Thrifts pumped out more originations in the first quarter amid rising delinquencies.
Thrifts originated $149.6 billion in one- to four-family mortgages during the first quarter, the Office of Thrift Supervision reported. The total is $37.4 billion higher than in the linked quarter and $6.9 billion better than the same period a year ago.
Savings and loan institutions' contributions reportedly accounted for 23 percent of all one- to four-family originations made nationwide in the first three months of the year.
Refinance loans represented 47 percent of the thrift quarterly originations, up from 39 percent in the fourth quarter and 35 percent a year ago, OTS said.
Of one- to four-family mortgages, 1.14% were noncurrent as of the end of March, up from 0.88% at yearend 2006, according to the thrift regulator.
The agency noted that about 4 percent of industry assets are held in subprime loans, with relatively few thrifts engaged in programmatic subprime lending. But, as a group, those thrifts have manageable levels of problem loans, diversified operations and strong capital.
"Although problem asset levels continued to rise, reflecting the slowing housing sector and other economic conditions, they remain at relatively low levels," OTS noted, adding that it continues to encourage thrifts to find solutions for loan delinquencies to avoid foreclosures and that thrifts continue to hold strong capital and increase provisions for loan losses.
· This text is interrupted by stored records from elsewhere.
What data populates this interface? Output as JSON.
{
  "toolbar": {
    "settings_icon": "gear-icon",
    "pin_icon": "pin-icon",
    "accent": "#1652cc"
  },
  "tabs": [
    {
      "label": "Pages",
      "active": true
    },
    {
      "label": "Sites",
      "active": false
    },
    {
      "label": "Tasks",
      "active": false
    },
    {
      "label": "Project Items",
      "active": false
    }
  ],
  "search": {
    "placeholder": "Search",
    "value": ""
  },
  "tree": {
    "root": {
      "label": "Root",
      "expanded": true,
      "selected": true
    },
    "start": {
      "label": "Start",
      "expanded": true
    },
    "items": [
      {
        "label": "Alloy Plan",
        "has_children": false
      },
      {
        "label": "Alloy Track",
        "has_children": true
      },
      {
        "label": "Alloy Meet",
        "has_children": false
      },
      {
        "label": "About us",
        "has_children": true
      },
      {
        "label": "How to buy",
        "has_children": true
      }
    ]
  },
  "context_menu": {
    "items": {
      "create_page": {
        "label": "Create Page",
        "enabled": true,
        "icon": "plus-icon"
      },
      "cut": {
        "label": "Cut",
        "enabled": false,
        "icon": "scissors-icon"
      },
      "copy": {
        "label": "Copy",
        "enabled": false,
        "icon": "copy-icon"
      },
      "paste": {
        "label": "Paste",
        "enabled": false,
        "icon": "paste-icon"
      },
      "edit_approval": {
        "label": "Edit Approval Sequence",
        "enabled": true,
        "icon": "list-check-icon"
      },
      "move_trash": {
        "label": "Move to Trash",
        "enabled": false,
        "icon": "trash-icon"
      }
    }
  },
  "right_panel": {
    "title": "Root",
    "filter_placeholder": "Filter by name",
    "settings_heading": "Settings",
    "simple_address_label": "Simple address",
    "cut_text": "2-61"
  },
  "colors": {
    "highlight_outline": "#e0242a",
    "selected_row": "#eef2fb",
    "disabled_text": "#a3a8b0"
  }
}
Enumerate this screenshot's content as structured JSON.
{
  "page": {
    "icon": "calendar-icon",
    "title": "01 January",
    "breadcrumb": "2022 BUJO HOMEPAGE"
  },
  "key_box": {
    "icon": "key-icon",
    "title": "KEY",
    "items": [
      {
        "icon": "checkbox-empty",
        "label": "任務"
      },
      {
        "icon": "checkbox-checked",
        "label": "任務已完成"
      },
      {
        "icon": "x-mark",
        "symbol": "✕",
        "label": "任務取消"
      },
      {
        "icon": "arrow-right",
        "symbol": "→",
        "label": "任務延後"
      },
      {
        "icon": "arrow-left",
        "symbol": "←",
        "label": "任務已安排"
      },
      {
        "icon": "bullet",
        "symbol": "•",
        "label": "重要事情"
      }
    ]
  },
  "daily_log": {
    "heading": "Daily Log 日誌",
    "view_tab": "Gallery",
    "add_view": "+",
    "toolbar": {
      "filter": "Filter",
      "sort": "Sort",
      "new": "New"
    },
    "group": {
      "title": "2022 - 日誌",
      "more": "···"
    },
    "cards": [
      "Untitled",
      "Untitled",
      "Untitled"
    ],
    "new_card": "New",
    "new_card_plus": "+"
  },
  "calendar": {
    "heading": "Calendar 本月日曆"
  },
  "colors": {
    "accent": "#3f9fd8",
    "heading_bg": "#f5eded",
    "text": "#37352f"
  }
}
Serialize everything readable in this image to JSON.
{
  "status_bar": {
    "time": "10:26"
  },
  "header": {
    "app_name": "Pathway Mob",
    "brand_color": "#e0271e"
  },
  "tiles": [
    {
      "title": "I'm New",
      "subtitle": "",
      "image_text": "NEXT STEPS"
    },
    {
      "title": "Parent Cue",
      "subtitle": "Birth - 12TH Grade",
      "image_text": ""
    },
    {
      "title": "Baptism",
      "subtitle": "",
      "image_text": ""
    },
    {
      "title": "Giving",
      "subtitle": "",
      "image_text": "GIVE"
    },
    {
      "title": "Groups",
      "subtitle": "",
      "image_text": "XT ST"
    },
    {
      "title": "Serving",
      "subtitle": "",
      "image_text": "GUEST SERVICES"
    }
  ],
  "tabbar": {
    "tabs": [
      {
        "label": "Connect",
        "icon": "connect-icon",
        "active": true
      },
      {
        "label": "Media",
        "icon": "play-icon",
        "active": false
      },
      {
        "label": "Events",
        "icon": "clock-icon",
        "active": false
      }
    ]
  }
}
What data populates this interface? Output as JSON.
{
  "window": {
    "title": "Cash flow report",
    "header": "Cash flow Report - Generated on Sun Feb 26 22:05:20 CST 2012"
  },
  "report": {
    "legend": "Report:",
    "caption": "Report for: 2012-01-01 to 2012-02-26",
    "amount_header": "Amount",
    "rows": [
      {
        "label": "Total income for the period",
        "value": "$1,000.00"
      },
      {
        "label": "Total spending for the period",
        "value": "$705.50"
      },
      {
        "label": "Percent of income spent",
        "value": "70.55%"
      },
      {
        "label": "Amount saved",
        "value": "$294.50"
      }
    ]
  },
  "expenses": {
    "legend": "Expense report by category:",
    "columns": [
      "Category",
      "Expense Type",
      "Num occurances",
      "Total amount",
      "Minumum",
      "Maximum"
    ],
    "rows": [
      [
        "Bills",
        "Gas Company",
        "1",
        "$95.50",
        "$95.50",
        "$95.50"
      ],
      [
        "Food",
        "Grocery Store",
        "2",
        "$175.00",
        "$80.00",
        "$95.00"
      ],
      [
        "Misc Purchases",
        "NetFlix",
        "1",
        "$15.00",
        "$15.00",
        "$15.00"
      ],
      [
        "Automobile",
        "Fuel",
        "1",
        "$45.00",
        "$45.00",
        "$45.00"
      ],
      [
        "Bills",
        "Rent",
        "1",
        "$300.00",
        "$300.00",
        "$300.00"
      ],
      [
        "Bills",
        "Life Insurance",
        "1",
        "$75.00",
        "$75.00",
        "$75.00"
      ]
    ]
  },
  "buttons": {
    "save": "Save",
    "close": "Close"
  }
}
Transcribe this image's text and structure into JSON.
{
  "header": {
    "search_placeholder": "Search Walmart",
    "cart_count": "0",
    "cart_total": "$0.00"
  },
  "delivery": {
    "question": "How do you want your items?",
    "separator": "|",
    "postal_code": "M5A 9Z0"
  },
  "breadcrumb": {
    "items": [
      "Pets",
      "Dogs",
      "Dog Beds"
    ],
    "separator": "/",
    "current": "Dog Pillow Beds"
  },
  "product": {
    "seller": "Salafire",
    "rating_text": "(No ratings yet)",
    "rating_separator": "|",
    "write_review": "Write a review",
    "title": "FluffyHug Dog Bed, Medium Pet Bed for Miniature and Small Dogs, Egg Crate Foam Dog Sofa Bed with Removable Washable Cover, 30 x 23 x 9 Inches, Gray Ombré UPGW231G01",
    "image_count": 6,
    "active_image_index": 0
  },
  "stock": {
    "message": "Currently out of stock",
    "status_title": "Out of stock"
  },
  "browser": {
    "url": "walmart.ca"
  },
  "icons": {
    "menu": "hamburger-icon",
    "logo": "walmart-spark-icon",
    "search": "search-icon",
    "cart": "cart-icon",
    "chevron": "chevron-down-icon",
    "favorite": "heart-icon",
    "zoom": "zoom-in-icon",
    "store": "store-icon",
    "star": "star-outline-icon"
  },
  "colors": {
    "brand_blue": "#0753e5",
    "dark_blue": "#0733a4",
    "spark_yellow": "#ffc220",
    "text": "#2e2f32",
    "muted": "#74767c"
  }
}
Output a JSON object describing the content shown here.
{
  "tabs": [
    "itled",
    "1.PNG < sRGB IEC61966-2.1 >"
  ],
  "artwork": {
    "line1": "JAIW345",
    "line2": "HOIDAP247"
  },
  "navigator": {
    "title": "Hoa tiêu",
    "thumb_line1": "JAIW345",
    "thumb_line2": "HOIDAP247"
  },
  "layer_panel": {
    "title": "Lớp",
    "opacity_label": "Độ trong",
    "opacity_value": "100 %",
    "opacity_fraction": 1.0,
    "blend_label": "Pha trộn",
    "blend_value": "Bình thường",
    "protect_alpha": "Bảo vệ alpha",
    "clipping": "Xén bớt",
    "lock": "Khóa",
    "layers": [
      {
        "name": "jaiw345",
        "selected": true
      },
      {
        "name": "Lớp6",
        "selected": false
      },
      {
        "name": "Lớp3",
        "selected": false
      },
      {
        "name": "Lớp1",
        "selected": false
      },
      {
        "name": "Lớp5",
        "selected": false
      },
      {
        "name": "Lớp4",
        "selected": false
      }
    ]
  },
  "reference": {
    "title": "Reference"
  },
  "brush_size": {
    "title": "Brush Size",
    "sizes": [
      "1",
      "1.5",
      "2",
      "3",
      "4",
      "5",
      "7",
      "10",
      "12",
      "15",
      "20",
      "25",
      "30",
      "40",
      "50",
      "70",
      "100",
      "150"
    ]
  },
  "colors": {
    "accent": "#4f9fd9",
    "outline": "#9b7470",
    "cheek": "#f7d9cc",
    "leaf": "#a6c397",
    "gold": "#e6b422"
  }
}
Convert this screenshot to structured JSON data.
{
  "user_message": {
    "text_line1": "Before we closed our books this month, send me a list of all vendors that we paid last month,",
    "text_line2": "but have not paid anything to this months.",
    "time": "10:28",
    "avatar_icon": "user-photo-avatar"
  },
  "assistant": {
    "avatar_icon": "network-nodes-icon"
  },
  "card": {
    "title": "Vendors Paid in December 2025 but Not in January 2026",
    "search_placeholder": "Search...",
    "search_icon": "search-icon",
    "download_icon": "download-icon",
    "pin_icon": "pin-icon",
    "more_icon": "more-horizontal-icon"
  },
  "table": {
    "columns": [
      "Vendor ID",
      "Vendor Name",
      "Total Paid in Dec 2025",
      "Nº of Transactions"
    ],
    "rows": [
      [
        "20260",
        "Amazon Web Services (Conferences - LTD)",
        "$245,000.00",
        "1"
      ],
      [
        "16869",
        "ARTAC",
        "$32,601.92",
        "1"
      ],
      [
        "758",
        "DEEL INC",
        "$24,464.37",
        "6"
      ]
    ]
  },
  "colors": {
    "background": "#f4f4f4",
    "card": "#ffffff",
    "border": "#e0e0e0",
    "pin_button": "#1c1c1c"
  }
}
Thrift net income of $3.6 billion increased 15 percent from the fourth quarter but was off 14 percent from the near-record $4.2 billion a year earlier, OTS reported.